This is a hard question, really quite an impossible question, to answer directly. We can talk about the Buddha, the lives of the masters; the writings, ceremonies and practices, the history, and so forth, but ultimately Zen is a teaching ‘beyond’ knowing and explanation. As Ch’an Master Yuan Wu said, “Our school has no verbal expressions, and not a single thing or teaching to give to people.” We find this same sentiment is expressed in the first verse of the Tao te Ching: “The Tao that can be named is not the eternal Tao.” This essential, wordless teaching is found at the heart of many spiritual traditions, and so it is with Zen.
At the same time the truth of this 2,500 year-old tradition can be experienced directly for oneself – and integrated into one’s life. This is what Zen practice and training are ultimately concerned with.
The basic teaching is that our fundamental enlightened nature is one of embrace, of a selfless compassion. Zen Master Dogen said, “The purpose of practice, if we can speak of such a thing, is a tender heart.” When the Buddha came to awakening we are told he spoke out and said, “Wonder of wonders, all beings are Buddha…” It is the most affirming teaching possible. The Buddha also taught that our sense of isolation is based on false understanding, that in its depths it is illusory – as is our sense of a fixed entity of self. It’s as if in a dream we believed we were lost in the middle of a desert; yet if we would only wake up, we would instantly realize that we have always been surrounded by oceans of fresh water. This illusion of separation, a ‘self’-perpetuating enchantment of sorts, leads us to experience our lives as limited, incomplete, unsatisfactory – and this ‘apartness’ is the root of Dukkha.

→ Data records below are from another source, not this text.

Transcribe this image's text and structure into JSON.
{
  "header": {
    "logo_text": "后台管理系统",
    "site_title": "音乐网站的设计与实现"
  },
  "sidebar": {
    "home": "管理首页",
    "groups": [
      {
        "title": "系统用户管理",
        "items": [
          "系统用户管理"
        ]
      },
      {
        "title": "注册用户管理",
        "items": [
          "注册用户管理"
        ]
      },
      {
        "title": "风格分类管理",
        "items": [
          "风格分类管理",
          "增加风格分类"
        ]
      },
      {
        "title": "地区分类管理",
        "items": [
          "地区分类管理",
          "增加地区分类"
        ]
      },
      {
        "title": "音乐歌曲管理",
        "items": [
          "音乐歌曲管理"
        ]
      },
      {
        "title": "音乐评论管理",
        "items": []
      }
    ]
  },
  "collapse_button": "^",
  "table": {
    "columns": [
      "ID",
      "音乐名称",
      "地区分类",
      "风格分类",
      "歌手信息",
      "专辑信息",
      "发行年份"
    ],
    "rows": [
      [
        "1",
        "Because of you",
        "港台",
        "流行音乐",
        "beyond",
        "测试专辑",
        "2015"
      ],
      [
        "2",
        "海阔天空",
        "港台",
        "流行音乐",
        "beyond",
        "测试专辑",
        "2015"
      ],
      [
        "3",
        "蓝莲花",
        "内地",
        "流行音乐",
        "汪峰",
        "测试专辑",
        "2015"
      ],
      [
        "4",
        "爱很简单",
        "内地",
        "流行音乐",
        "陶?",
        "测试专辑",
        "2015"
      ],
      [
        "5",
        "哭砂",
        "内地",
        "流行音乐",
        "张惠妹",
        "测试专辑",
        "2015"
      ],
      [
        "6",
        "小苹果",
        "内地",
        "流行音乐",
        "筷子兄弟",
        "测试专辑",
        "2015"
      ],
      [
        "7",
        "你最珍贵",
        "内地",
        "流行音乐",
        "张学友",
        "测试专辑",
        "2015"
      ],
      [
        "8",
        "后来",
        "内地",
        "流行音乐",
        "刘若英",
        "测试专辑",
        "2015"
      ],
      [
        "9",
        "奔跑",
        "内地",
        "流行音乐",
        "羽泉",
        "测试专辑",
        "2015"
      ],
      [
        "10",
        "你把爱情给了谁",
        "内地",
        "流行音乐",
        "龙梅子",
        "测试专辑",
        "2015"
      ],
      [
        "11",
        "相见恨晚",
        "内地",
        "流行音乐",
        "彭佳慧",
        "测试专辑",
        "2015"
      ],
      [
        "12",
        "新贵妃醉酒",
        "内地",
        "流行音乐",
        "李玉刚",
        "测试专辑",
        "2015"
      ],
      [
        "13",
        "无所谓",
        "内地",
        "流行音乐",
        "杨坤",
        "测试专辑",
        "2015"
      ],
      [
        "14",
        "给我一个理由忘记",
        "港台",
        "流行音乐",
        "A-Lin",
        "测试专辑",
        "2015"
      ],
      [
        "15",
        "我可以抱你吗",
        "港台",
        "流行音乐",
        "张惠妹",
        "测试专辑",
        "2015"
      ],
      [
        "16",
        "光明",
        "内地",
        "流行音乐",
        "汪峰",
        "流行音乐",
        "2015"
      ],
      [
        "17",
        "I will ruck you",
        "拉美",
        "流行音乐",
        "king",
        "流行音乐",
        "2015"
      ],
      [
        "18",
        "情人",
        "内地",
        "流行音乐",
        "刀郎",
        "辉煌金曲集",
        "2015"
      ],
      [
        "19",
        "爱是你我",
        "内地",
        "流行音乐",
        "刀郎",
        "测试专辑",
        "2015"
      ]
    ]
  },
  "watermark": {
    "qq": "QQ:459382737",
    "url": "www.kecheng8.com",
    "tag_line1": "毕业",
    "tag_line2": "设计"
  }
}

Though there is no single cause, the Buddha taught that the sense of self arises from the complex interactions called pratītyasamutpāda, or “the interdependence and mutual conditioning of phenomena.”1 Fundamental to this cycle is the eighth link of taṇhā (craving, desire, thirst), this constant wish to have, to get, to become. When Henry Ford was asked how much money was enough, he replied, “Just a little bit more.” And so it goes. Because of these forces people wind up experiencing their lives as if they were cut off from the world, isolated in some fundamental way; this mistaken view creates enormous pain, and not just for ourselves. Obviously we could never treat each other with such heedless neglect and violence, or desecrate the planet as we do, if this were not the case.
So Zen practices are about freeing ourselves from this dream of disconnection. It’s about breaking free from the straight-jacket of words and concepts, explanations and ideas. Ultimately it is about cutting through the sense of a fixed and separate self, and with that coming to awakening.
Zen is eminently reasonable, and highly principled, but you can’t get there through reason, but only through that which is beyond knowing. Buddhism is certainly not about replacing one belief system with another, but rather about seeing directly. All the written teachings are ultimately just footnotes to the Buddha’s Awakening; they all boil down to explanations of how explanations won’t do.
Einstein had a few things to share about this realm of unknowing. He said, “To know that what is impenetrable to us really exists, manifesting itself as the highest wisdom and the most radiant beauty.” He also said,
A human being is part of a whole, called by us the ‘Universe,’ a part limited in time and space. He experiences himself, his thoughts and feelings, as something separated from the rest – a kind of optical delusion of his consciousness. This delusion is a kind of prison for us, restricting us to our personal desires and to affection for a few persons nearest us. Our task must be to free ourselves from this prison by widening our circles of compassion to embrace all living creatures and the whole of nature in its beauty.2
The root of the word religion means to re-join, or to make whole, and in truth, the essence of Buddhism goes far beyond any of its teachings. The Bodhisattvic vow, and all the teachings and practices of Buddhism, are simply about making this wholeness a living truth for ourselves and for all beings. As the Buddha himself declared, “Not good deeds, nor good karma, nor merit, nor rapture, nor visions, nor concentration, nor insight. None of these are the reasons I teach; but the sure heart’s release, this and this alone.”
- http://en.wikipedia.org/wiki/Prat%C4%ABtyasamutp%C4%81da 7/29/2012 [↩]
- Albert Einstein, p. 98, The Tibetan Book of Living and Dying [↩]